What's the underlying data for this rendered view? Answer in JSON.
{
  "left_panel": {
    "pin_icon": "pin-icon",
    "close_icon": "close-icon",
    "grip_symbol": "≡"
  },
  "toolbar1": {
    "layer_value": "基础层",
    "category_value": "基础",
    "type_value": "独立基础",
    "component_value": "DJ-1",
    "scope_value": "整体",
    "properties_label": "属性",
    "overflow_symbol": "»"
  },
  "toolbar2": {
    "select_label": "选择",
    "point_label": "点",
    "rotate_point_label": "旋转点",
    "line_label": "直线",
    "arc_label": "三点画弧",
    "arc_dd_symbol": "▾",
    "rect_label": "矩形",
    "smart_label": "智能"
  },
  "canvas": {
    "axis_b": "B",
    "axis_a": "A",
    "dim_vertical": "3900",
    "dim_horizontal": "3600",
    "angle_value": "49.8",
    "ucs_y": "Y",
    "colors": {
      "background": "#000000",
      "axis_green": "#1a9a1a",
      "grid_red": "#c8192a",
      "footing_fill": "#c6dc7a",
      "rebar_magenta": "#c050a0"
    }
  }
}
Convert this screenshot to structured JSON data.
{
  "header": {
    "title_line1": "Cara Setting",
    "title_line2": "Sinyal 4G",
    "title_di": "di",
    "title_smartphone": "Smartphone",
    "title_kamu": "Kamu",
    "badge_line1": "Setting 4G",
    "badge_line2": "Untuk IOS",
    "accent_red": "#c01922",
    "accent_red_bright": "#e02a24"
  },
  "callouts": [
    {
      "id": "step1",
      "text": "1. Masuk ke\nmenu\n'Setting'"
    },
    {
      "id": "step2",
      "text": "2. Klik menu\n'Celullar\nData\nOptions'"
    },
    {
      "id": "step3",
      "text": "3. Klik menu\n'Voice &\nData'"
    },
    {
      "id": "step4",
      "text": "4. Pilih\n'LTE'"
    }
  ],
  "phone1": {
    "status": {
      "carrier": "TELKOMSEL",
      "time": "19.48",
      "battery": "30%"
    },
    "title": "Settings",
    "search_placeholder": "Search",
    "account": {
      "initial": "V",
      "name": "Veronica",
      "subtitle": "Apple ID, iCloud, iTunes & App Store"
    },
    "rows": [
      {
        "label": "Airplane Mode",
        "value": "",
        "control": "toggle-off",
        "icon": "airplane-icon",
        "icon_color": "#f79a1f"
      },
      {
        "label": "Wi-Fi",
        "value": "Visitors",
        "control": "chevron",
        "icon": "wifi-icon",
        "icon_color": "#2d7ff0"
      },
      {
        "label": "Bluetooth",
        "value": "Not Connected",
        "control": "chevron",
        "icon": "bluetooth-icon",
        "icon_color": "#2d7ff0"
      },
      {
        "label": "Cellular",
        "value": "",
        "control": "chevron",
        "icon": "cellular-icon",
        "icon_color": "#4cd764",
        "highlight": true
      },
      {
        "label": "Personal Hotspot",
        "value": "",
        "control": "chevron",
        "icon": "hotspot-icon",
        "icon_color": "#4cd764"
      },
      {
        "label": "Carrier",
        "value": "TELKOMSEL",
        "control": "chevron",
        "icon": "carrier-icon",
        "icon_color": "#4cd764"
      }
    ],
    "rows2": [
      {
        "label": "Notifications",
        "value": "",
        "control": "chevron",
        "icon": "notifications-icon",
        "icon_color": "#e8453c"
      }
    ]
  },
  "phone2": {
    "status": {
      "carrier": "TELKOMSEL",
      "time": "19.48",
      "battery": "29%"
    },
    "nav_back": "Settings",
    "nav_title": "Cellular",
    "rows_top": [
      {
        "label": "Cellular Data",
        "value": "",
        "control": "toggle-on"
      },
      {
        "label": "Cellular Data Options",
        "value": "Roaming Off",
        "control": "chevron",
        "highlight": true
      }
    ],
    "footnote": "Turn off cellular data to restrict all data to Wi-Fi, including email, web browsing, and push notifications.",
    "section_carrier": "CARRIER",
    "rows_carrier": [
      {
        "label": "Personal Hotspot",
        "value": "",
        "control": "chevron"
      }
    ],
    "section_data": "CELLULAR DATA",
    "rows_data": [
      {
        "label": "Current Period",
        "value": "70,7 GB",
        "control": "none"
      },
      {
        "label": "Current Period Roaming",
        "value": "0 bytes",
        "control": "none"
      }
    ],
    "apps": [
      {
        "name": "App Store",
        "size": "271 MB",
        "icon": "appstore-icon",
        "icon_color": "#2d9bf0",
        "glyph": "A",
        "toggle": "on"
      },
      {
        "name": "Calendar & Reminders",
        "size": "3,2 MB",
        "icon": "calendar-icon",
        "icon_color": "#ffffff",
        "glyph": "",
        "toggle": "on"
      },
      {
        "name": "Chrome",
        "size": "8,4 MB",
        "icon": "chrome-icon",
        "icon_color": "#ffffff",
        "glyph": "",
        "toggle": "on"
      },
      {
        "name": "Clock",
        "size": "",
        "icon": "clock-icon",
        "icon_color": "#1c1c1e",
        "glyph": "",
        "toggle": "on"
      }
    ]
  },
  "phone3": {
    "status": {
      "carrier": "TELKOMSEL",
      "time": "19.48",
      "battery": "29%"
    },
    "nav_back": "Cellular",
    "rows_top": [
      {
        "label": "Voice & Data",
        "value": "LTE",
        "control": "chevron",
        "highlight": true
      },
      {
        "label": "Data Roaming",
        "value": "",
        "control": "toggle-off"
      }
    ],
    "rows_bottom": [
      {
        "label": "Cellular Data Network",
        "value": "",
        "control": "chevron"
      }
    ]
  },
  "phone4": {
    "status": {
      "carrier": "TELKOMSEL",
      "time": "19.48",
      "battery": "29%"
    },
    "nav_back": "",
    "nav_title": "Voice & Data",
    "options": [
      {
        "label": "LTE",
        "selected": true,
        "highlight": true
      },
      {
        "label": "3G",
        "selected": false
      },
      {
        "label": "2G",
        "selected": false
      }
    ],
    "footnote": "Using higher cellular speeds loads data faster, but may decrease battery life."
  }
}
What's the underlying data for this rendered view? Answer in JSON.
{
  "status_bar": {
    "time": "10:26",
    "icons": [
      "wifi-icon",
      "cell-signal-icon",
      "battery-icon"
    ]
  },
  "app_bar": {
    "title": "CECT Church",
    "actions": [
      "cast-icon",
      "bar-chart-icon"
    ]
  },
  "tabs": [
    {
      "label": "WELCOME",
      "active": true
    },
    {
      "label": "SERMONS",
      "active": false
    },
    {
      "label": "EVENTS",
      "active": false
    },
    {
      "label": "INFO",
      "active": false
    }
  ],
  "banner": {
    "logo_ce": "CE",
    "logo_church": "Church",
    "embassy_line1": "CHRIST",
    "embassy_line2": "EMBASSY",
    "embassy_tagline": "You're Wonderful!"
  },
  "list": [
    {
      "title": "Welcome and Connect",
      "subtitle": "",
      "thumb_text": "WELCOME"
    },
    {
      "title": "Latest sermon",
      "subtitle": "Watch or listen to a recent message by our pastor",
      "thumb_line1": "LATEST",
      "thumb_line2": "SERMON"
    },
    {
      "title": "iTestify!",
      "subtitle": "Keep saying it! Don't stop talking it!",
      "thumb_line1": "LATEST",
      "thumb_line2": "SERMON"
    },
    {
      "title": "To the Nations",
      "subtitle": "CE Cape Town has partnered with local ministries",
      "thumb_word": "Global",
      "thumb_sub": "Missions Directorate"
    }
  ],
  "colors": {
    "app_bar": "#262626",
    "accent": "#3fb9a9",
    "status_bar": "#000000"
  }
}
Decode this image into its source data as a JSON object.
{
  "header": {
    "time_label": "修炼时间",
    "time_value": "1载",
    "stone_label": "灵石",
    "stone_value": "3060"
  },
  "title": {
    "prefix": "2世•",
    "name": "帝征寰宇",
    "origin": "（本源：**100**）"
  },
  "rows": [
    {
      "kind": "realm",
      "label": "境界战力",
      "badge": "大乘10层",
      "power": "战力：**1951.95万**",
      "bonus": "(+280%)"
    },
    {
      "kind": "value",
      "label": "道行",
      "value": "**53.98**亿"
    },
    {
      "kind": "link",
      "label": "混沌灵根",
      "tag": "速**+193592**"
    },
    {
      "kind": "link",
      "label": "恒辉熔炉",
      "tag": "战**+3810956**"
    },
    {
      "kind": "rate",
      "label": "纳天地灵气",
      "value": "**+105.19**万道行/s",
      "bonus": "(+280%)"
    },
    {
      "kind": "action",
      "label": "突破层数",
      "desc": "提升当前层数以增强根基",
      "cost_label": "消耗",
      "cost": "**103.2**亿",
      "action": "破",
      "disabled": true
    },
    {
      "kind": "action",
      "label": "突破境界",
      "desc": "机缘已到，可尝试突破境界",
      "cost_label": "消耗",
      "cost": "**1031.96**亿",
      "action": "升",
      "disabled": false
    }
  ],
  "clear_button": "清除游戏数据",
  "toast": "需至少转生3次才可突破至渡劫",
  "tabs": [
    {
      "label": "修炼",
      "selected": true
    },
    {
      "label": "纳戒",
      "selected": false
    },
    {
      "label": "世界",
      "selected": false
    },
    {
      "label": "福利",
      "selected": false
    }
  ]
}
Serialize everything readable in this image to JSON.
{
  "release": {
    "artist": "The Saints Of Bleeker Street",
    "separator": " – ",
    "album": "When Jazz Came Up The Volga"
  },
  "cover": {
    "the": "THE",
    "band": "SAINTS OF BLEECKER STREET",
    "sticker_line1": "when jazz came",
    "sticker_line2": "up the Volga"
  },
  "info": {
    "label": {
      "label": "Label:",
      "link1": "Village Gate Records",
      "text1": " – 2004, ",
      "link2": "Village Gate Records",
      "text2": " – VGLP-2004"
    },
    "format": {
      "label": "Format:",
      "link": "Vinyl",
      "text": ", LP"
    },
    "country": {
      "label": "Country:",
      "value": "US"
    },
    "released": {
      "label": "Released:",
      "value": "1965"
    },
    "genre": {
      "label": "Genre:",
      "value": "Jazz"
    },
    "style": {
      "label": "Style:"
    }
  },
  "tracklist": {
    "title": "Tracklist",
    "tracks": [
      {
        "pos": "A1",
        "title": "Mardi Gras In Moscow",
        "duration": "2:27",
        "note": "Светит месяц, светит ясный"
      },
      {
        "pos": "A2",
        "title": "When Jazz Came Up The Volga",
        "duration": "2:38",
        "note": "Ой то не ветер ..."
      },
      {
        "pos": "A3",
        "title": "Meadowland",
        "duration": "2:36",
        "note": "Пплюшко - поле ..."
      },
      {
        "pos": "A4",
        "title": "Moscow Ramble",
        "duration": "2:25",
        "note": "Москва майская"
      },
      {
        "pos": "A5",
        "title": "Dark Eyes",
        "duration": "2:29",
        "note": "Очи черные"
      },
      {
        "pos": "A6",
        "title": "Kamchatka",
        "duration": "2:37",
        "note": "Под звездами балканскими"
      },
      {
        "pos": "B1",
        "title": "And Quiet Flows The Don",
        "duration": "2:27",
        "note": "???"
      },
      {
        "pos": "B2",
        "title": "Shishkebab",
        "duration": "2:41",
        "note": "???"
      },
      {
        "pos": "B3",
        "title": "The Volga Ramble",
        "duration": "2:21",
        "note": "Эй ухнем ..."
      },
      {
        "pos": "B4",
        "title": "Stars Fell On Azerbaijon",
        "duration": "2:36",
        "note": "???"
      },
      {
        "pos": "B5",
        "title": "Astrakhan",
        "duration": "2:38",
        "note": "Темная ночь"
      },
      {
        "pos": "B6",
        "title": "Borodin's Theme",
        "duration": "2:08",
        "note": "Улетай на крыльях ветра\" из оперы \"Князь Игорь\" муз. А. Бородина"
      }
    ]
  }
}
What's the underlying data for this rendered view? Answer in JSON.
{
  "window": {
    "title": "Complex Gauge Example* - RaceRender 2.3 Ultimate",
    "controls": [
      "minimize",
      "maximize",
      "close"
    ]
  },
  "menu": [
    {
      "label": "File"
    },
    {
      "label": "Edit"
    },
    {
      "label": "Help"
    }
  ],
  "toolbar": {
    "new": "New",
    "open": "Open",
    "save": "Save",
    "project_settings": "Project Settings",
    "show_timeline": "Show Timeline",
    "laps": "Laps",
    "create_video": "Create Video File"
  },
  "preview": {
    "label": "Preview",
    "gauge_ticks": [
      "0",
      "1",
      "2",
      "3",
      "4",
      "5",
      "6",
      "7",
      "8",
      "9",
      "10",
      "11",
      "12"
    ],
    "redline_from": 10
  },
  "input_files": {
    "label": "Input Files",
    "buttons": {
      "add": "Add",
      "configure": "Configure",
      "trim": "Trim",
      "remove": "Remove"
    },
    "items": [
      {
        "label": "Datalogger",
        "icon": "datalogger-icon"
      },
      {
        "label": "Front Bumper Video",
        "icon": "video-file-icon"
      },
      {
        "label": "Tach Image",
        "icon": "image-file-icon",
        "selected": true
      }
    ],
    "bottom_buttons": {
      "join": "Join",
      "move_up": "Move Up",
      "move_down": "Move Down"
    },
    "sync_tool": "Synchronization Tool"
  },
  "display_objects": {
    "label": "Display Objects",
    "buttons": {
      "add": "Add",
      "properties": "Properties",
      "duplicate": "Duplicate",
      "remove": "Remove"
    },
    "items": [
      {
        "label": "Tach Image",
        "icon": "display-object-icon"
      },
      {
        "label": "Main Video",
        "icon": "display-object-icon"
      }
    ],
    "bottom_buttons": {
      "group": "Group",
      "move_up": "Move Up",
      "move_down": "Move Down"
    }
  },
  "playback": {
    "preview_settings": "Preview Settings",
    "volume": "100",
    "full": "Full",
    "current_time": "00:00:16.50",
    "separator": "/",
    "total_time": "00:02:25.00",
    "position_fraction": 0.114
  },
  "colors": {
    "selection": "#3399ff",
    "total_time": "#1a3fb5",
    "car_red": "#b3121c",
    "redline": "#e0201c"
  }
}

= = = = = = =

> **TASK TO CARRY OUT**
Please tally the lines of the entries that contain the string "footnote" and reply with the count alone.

> **RESPONSE AREA**
2